* Task to complete: Scanning the entries below, copy every line that contains the word "channel".
(Beginning of Records to process)
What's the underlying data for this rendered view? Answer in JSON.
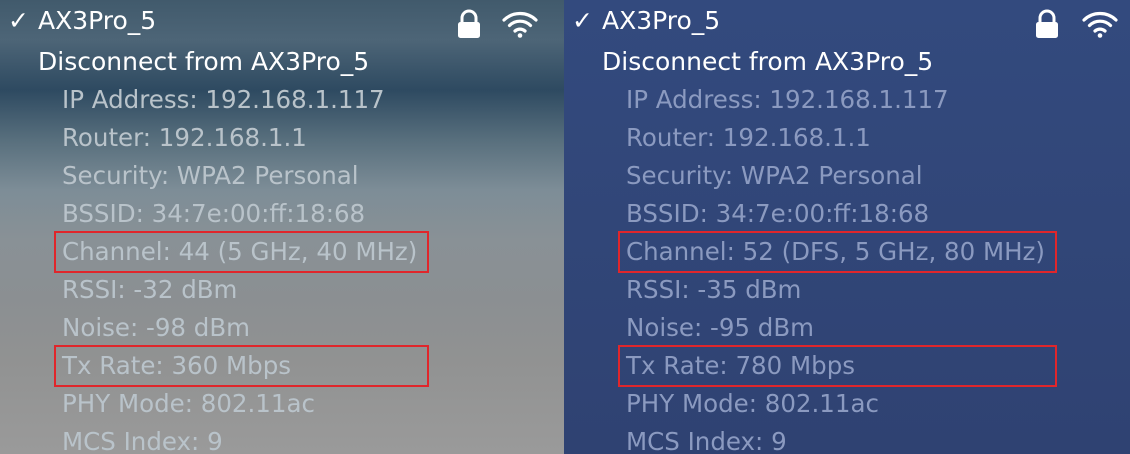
{
  "panels": [
    {
      "network": {
        "checkmark": "✓",
        "name": "AX3Pro_5",
        "lock_icon": "lock-icon",
        "wifi_icon": "wifi-icon"
      },
      "disconnect_label": "Disconnect from AX3Pro_5",
      "details": {
        "ip": "IP Address: 192.168.1.117",
        "router": "Router: 192.168.1.1",
        "security": "Security: WPA2 Personal",
        "bssid": "BSSID: 34:7e:00:ff:18:68",
        "channel": "Channel: 44 (5 GHz, 40 MHz)",
        "rssi": "RSSI: -32 dBm",
        "noise": "Noise: -98 dBm",
        "tx_rate": "Tx Rate: 360 Mbps",
        "phy_mode": "PHY Mode: 802.11ac",
        "mcs_index": "MCS Index: 9"
      },
      "highlighted_rows": [
        "channel",
        "tx_rate"
      ],
      "highlight_color": "#e0262b"
    },
    {
      "network": {
        "checkmark": "✓",
        "name": "AX3Pro_5",
        "lock_icon": "lock-icon",
        "wifi_icon": "wifi-icon"
      },
      "disconnect_label": "Disconnect from AX3Pro_5",
      "details": {
        "ip": "IP Address: 192.168.1.117",
        "router": "Router: 192.168.1.1",
        "security": "Security: WPA2 Personal",
        "bssid": "BSSID: 34:7e:00:ff:18:68",
        "channel": "Channel: 52 (DFS, 5 GHz, 80 MHz)",
        "rssi": "RSSI: -35 dBm",
        "noise": "Noise: -95 dBm",
        "tx_rate": "Tx Rate: 780 Mbps",
        "phy_mode": "PHY Mode: 802.11ac",
        "mcs_index": "MCS Index: 9"
      },
      "highlighted_rows": [
        "channel",
        "tx_rate"
      ],
      "highlight_color": "#e0262b"
    }
  ]
}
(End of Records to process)
* Written solution:
        "channel": "Channel: 44 (5 GHz, 40 MHz)",
        "channel",
        "channel": "Channel: 52 (DFS, 5 GHz, 80 MHz)",
        "channel",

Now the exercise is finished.